### How to complete this task
The answer must consist of every line in the data that contains "Couleur".

[Component data from apps and pages]

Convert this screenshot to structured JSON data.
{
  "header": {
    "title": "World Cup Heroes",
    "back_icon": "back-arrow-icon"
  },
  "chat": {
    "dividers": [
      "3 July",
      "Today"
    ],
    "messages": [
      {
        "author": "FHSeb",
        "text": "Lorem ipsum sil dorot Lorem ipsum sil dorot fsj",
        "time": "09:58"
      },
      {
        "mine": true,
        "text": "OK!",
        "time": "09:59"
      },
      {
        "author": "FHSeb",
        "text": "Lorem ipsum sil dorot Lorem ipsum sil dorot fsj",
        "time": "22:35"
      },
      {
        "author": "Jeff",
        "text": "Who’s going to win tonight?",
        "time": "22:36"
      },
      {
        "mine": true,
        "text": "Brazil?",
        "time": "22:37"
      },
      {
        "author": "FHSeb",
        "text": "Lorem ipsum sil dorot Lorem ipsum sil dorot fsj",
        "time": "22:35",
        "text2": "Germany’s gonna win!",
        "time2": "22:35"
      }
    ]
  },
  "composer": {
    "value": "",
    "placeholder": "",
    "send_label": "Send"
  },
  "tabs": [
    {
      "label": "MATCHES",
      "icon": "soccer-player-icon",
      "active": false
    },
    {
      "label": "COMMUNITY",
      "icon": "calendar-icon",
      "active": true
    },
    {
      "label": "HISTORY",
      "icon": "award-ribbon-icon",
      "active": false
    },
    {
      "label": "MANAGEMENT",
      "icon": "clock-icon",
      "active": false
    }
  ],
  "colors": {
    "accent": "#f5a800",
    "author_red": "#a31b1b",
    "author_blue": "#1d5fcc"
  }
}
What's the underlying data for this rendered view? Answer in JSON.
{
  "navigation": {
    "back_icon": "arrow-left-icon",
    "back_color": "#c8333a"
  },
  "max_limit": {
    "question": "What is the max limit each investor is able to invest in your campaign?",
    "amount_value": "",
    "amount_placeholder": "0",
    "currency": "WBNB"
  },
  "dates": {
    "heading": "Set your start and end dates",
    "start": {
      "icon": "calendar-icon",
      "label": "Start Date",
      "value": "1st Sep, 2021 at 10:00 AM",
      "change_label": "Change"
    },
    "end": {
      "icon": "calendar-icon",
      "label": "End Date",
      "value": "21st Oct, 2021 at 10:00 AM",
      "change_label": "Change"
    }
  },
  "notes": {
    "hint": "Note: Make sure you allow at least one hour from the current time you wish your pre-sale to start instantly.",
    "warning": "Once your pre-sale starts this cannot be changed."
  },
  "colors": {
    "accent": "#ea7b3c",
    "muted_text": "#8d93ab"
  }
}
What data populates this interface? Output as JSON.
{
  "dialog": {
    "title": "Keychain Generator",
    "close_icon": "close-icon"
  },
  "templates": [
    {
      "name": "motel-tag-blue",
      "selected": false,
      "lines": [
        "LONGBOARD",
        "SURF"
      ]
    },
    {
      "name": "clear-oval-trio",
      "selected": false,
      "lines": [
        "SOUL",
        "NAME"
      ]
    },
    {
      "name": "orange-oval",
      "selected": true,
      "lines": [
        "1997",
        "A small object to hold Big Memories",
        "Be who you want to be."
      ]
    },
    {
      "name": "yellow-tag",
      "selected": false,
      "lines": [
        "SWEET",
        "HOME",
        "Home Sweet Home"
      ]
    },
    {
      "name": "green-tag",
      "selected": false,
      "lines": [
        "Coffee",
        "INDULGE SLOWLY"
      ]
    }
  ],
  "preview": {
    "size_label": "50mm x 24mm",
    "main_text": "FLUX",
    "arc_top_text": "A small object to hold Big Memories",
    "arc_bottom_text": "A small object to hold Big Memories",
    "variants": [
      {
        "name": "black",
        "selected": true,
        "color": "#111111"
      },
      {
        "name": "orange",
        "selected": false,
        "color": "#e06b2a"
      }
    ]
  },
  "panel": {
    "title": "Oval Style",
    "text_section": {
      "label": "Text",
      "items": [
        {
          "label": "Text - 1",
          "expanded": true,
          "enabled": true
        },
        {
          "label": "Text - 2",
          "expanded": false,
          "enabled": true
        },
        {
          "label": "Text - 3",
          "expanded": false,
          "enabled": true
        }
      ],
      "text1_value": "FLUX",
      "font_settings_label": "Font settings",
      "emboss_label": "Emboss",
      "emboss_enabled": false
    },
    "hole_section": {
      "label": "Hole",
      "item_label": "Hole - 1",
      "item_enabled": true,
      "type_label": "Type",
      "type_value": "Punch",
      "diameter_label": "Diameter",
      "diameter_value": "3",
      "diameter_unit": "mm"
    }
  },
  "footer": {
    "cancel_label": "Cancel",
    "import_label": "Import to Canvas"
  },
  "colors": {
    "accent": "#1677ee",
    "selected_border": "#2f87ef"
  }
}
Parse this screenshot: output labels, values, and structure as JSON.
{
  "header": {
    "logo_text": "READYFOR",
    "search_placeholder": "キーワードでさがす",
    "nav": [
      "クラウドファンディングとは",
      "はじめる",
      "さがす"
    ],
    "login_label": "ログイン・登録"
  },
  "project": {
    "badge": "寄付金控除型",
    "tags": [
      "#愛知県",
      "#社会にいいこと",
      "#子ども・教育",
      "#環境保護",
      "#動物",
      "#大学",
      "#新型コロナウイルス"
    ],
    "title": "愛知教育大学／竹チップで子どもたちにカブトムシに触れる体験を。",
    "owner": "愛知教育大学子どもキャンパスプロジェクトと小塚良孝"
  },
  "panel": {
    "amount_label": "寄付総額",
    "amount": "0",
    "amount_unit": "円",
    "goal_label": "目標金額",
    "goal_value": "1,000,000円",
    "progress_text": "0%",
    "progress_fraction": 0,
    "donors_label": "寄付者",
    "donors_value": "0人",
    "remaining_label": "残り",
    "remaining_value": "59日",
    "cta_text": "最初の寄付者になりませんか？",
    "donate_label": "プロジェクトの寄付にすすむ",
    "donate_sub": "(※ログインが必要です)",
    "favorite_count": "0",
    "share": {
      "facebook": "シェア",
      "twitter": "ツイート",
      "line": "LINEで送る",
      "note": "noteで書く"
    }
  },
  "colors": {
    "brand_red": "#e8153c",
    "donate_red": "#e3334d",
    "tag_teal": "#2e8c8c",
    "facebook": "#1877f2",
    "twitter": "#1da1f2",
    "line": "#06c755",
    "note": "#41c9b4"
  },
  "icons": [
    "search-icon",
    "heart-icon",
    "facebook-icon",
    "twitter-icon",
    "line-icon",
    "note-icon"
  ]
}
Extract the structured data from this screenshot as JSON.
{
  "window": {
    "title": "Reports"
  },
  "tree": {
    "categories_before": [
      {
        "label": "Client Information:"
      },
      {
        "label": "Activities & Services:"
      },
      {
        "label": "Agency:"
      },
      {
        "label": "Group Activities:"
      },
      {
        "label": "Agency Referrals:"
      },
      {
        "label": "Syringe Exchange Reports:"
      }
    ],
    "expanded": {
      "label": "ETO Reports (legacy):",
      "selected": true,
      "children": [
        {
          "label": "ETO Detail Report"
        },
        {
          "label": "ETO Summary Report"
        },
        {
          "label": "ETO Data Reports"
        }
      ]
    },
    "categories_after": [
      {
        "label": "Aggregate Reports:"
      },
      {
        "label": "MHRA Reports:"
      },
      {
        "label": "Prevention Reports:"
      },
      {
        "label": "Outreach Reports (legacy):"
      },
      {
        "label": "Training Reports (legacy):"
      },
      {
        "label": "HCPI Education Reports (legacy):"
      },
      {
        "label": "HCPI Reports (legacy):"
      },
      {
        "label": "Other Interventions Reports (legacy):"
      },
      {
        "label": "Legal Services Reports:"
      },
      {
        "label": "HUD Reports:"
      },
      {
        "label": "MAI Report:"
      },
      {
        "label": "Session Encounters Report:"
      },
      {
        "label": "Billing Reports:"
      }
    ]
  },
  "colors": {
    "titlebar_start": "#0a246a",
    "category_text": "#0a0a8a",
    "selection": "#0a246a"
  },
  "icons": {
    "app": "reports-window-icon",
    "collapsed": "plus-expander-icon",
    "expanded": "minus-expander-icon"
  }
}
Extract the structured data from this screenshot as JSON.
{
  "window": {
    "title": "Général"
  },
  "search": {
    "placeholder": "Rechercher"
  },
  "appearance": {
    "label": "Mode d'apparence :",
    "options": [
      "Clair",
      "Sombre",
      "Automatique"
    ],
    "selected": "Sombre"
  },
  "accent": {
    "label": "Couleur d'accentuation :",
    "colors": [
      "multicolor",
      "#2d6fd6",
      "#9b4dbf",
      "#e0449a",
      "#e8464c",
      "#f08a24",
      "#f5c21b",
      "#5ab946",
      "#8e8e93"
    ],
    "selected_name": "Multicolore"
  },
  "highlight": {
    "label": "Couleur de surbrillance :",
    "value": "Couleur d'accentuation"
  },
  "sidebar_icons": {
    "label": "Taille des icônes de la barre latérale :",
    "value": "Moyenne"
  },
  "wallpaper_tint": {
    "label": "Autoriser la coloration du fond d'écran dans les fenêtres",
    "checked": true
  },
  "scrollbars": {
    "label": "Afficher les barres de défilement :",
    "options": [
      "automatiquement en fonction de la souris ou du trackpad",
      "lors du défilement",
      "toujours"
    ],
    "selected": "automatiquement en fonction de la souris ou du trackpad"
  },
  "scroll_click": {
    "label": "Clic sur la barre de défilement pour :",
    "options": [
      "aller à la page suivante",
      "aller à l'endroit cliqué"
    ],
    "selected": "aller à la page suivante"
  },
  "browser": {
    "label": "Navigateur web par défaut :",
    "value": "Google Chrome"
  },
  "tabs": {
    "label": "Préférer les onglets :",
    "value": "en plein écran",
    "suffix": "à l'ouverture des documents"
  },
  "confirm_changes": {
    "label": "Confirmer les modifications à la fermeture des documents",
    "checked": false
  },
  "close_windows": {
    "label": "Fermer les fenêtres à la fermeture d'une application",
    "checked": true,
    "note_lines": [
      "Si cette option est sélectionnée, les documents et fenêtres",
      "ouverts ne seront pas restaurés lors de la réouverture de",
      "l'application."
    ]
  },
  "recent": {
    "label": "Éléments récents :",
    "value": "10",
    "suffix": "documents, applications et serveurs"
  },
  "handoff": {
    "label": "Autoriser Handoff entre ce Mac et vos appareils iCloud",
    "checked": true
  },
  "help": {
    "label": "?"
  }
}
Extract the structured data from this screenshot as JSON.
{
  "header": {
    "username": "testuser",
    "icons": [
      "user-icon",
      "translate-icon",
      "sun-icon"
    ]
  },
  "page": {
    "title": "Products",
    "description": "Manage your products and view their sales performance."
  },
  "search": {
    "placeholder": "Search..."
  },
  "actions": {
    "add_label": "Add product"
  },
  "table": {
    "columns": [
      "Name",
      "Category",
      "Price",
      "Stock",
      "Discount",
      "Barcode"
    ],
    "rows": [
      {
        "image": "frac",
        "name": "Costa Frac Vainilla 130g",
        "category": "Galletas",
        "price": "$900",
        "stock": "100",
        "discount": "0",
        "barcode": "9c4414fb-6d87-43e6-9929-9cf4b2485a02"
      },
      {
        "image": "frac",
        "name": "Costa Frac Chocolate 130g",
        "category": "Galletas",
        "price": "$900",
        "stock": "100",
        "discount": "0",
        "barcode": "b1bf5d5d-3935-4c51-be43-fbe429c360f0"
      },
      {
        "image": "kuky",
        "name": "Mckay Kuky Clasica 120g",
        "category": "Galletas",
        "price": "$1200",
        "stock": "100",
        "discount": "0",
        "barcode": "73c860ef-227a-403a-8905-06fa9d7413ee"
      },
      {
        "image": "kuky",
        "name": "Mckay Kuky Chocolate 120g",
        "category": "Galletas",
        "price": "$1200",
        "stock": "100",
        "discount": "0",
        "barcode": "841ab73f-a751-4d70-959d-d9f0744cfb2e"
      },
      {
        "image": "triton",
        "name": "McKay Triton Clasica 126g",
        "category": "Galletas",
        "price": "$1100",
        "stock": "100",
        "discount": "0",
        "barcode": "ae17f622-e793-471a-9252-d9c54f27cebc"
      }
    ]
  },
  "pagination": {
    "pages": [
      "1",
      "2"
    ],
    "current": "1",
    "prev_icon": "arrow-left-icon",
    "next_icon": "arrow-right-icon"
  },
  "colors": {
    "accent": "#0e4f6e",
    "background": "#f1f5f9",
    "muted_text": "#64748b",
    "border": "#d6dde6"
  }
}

### Solved problem
    "label": "Couleur d'accentuation :",
    "label": "Couleur de surbrillance :",
    "value": "Couleur d'accentuation"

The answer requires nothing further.